Mathematical discussions are a vital part of my daily work as a research mathematician. It's true that when you walk around the building in which I work, people are often sitting in deep thought behind closed doors. But, when needed—which can be often—these same people also participate in animated mathematical conversations with each other: to help untangle … Continue reading Debating maths: Chris Luzniak’s new book
This blogpost is an exact reproduction of an essay I wrote and submitted in October 2018 as a requirement of the course 'Aboriginal Futures', an elective I took as part of the Master of Teaching at the University of South Australia. The course aims to 'explore Aboriginal Futures in contemporary Australian society' and to provide … Continue reading Australian mathematics education and Indigenous peoples [an essay]
This blog post describes how I curate and consume my education reading list. It’s a response to Ollie Lovell’s (@ollie_lovell) blog post with the same questions (and title!). We hope that others in the Edu-Twitter/blogging community will also write posts that respond to the same six questions. The greater the diversity of responses, the more … Continue reading Managing overwhelm: How do you curate and consume your educational reading list?
'If maths was an animal it would be a _______ because _______ ' Responses from my #math1070 students: A koala because maths is interesting and unique. A spider because of the pattern organisation of their web. A cat because it has lots of layers. An ant because lots of small parts make up a big part. … Continue reading If maths was an animal …
Last week I travelled to Cleveland, Ohio for Twitter Math(s) Camp. If you've just raised an eyebrow (Twitter? Math? Camp?), let me explain. There is a global community of maths educators1 who communicate via Twitter and blogs and so use the nickname Math Twitter Blogosphere (#MTBoS). Since 2012, the community has organised an annual four-day conference, … Continue reading #TMC18: tweet at me now
School maths I have always loved maths, but the reasons why have changed dramatically over time. This is my Year 1 work. It reminds me about what I thought it meant to be good at maths: lots of ticks on neat work, especially if it was done quickly. This attitude was reinforced by my report … Continue reading My maths autobiography

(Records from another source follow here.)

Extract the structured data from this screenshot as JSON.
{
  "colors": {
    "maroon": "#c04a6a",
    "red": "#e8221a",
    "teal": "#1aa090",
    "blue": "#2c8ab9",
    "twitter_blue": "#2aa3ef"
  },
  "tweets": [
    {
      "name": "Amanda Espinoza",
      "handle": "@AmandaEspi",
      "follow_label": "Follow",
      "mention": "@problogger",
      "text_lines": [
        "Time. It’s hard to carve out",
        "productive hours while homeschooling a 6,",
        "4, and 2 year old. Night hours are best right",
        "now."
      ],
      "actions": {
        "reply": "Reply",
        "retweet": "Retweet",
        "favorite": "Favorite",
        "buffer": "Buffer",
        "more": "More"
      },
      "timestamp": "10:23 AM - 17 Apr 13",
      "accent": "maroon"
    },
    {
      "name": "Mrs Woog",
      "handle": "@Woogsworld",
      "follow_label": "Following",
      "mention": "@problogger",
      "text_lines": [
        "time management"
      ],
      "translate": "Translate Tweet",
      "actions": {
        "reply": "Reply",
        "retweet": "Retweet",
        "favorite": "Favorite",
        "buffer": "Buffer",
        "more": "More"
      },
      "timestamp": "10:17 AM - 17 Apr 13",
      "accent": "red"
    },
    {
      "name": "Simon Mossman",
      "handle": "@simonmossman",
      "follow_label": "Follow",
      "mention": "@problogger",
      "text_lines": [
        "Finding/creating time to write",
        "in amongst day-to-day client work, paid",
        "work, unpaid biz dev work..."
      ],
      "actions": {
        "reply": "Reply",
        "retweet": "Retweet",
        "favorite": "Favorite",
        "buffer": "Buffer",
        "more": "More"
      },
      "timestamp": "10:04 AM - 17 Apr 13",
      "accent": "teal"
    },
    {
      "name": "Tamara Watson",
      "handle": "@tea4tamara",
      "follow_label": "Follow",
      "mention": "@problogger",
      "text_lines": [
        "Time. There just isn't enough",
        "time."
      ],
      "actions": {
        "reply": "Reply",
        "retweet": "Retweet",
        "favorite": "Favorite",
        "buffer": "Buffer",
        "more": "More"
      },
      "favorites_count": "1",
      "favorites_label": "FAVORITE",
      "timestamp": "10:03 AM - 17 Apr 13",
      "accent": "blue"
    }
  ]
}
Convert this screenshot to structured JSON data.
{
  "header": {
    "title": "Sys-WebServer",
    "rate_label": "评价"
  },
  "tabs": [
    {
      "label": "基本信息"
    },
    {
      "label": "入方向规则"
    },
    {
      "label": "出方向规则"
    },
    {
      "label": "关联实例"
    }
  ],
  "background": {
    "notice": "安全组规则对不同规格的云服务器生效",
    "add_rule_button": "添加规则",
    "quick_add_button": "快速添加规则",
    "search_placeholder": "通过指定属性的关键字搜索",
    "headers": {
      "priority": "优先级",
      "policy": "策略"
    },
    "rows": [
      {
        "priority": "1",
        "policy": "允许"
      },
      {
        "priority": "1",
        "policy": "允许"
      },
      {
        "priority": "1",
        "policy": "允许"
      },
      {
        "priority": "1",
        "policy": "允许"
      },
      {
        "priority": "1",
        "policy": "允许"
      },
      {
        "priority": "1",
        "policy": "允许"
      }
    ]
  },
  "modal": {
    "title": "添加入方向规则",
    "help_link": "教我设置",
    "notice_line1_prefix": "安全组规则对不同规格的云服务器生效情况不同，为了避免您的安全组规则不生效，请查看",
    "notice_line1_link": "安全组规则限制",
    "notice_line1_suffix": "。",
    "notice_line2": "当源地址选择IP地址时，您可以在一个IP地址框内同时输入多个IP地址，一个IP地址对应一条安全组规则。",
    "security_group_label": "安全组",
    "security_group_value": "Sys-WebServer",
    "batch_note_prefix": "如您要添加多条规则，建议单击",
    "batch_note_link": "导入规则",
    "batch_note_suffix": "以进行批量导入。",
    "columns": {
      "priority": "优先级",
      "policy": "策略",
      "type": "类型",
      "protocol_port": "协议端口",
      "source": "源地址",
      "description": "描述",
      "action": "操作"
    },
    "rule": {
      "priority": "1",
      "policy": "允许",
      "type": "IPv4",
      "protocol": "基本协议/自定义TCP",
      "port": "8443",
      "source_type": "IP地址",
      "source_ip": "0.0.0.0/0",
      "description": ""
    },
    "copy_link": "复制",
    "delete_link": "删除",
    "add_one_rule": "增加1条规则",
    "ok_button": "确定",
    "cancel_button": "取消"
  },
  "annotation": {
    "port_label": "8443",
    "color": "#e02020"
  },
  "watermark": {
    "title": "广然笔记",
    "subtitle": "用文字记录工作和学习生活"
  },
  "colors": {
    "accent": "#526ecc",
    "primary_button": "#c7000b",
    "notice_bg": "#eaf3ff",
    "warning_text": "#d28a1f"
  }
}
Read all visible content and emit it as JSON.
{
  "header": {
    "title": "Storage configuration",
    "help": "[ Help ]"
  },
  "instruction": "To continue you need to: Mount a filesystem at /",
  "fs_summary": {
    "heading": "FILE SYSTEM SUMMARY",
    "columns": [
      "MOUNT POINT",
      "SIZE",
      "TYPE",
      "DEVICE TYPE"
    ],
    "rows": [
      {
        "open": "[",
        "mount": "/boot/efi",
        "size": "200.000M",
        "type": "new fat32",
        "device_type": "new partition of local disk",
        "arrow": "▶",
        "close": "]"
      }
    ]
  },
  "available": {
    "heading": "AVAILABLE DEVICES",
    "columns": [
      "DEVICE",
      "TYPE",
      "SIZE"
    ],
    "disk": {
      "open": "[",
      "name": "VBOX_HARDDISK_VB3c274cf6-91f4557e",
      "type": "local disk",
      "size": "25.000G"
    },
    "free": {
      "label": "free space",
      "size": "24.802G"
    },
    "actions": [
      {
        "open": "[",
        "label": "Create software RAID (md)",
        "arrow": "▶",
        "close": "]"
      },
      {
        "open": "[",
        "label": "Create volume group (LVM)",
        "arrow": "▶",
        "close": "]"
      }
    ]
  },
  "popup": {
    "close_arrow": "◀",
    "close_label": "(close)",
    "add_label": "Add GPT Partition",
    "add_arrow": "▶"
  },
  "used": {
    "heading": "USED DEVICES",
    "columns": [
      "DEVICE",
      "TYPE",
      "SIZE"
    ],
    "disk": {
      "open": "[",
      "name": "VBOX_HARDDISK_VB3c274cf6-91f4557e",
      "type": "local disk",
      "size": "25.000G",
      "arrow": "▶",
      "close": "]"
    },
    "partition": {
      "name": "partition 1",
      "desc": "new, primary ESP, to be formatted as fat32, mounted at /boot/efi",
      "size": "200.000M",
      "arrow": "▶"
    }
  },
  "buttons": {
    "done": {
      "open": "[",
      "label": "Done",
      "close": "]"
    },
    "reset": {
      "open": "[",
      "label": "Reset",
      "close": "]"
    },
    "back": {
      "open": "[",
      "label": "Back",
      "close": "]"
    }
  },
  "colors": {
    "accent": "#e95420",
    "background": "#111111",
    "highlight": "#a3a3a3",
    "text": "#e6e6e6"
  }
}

It was a delight to recently spend five days working with students and teachers in Alice Springs at the invitation of MTANT, the Mathematics Teachers Association of the Northern Territory. I then spent a week in bed with the flu, which is one reason I've recently lost my voice (both physically and online). The main purpose of the visit was to join … Continue reading Counting in unexpected ways